=== WHAT IS BEING ASKED ===
Going through the data, count each line that has the word "this". Reply with the total and nothing more.

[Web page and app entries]
== Segment start ==

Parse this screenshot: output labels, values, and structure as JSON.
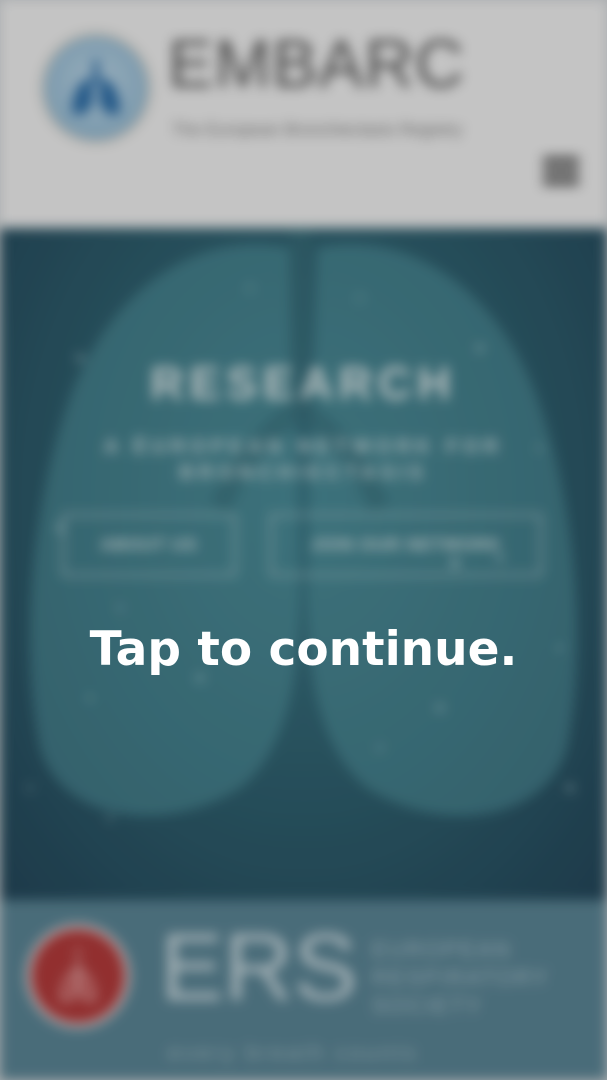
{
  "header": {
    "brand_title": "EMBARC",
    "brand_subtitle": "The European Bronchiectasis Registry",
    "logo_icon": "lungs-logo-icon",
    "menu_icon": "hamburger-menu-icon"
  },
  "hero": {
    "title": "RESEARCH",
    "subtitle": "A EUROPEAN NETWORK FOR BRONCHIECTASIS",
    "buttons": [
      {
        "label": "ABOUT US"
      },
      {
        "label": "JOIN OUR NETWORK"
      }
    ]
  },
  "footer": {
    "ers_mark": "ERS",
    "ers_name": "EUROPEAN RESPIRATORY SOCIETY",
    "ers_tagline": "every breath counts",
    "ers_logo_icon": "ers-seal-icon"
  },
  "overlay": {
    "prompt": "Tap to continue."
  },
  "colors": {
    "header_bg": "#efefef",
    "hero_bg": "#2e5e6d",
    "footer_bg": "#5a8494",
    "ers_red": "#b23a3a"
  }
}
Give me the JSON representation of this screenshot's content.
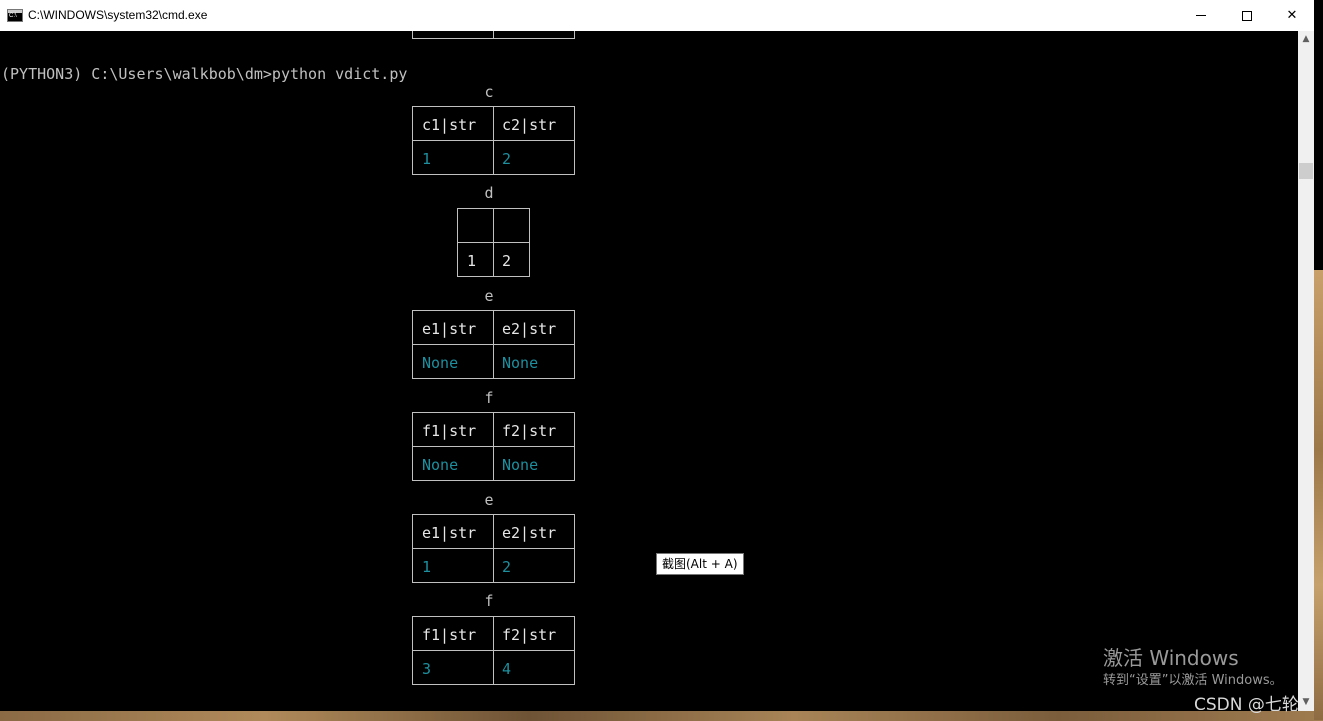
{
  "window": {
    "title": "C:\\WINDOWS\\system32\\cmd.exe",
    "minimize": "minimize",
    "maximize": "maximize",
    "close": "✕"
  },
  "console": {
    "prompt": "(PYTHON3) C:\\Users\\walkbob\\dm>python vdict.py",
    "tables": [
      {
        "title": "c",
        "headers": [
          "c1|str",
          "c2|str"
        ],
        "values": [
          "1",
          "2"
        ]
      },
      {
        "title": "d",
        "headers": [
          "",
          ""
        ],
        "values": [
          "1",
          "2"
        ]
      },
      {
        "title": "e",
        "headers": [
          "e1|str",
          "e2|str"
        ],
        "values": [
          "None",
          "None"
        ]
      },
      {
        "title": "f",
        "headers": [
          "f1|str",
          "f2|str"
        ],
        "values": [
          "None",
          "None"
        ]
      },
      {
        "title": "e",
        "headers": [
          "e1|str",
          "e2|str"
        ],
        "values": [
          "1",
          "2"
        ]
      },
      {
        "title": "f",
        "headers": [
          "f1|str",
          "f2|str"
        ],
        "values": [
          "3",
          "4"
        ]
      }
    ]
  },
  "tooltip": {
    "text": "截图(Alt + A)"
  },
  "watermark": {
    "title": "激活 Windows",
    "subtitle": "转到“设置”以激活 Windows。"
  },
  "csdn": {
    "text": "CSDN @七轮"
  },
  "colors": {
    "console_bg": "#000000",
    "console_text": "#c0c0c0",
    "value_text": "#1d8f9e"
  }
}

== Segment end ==

=== RESULT OF THE EXERCISE ===
2